→ Source material:
>>>>
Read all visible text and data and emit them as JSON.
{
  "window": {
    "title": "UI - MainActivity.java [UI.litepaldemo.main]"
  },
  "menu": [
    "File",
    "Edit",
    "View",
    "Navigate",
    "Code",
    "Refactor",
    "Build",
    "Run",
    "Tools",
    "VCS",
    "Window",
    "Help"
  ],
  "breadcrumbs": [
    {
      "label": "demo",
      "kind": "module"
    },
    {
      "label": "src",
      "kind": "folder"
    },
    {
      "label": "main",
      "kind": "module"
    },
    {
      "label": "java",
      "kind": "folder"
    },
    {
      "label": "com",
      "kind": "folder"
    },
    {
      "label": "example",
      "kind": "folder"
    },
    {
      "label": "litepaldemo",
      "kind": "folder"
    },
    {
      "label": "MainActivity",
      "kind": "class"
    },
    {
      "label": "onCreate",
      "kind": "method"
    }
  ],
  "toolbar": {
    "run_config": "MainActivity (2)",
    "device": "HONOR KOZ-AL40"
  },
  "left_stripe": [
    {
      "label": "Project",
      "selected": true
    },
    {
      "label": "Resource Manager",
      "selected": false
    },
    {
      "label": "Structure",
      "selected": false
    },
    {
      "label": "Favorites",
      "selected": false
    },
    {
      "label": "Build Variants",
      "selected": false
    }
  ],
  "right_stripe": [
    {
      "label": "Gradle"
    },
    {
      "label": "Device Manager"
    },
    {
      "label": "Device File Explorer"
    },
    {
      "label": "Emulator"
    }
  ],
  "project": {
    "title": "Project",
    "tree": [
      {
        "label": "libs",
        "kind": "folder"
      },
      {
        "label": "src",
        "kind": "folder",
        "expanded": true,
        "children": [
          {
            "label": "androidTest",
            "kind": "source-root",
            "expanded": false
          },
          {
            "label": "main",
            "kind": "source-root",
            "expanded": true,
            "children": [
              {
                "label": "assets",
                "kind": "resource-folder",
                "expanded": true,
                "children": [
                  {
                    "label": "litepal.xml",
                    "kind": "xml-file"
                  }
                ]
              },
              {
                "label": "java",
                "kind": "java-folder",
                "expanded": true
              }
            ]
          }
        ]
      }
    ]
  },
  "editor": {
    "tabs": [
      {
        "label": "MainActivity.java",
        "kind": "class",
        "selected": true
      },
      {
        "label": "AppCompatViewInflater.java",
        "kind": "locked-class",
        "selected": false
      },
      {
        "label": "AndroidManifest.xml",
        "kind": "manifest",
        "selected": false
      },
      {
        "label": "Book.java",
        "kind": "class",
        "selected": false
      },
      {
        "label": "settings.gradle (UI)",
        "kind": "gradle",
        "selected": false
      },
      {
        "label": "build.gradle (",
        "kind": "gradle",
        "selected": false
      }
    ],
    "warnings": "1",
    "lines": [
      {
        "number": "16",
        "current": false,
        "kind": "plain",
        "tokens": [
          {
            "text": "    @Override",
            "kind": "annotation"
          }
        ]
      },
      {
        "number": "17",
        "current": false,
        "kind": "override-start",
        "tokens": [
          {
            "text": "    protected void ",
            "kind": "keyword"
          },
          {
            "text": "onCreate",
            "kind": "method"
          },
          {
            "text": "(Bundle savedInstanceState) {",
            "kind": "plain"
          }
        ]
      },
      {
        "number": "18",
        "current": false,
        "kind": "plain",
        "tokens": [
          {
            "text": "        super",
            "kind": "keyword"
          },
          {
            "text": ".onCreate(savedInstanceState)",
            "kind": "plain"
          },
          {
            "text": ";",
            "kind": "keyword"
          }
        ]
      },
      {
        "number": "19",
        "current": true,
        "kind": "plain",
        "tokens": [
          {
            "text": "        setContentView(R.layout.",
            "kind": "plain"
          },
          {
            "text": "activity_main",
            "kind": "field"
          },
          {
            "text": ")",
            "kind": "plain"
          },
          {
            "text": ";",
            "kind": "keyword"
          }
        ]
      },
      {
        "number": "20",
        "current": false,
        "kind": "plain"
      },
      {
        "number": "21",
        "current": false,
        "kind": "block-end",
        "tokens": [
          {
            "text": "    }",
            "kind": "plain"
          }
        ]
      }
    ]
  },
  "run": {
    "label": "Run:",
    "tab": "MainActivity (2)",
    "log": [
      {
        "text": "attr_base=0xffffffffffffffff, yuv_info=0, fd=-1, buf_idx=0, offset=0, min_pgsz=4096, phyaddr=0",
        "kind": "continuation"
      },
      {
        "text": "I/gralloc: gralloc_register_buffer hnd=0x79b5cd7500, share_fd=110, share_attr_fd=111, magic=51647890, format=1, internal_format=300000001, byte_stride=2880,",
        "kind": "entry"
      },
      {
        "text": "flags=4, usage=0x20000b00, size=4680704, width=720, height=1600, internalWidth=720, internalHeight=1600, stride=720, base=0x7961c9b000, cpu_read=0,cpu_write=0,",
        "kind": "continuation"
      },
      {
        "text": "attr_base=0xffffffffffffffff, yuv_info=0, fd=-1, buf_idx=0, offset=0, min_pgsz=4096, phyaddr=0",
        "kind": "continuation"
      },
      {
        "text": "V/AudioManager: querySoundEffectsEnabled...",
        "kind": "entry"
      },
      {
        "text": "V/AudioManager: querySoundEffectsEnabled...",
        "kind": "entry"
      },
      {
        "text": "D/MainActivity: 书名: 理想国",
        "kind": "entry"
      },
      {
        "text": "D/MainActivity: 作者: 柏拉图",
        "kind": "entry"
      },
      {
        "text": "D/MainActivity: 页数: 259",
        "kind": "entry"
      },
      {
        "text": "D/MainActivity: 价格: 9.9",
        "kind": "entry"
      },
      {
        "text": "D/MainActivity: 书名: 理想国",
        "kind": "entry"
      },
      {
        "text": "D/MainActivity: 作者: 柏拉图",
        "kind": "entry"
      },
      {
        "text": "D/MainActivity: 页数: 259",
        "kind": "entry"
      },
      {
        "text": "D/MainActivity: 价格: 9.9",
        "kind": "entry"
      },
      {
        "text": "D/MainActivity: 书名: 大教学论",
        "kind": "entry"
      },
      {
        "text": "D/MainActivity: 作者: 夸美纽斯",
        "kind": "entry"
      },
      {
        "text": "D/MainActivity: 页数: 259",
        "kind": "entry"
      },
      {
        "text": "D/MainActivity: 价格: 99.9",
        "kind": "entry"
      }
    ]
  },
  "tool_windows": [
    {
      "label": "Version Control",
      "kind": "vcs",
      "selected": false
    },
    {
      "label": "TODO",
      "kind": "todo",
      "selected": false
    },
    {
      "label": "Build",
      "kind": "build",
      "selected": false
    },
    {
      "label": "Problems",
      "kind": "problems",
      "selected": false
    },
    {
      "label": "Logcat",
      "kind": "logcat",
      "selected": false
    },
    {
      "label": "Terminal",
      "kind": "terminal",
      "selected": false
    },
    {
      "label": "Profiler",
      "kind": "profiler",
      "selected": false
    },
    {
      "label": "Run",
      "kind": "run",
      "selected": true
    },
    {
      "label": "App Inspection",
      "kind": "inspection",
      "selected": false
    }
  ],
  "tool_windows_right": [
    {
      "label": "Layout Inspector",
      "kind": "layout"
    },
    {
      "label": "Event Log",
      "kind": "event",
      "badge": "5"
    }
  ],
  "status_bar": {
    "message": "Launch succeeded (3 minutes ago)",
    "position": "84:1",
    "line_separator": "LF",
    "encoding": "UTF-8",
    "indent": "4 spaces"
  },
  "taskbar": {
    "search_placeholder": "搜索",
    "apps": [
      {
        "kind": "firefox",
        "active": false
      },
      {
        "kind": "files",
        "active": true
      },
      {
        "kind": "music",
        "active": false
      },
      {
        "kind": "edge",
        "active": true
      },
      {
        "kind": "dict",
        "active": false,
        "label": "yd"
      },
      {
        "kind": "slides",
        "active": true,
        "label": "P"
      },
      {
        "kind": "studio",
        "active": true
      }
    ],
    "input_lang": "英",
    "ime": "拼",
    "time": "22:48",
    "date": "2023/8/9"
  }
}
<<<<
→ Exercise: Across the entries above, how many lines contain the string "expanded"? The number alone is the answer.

→ Answer space: 5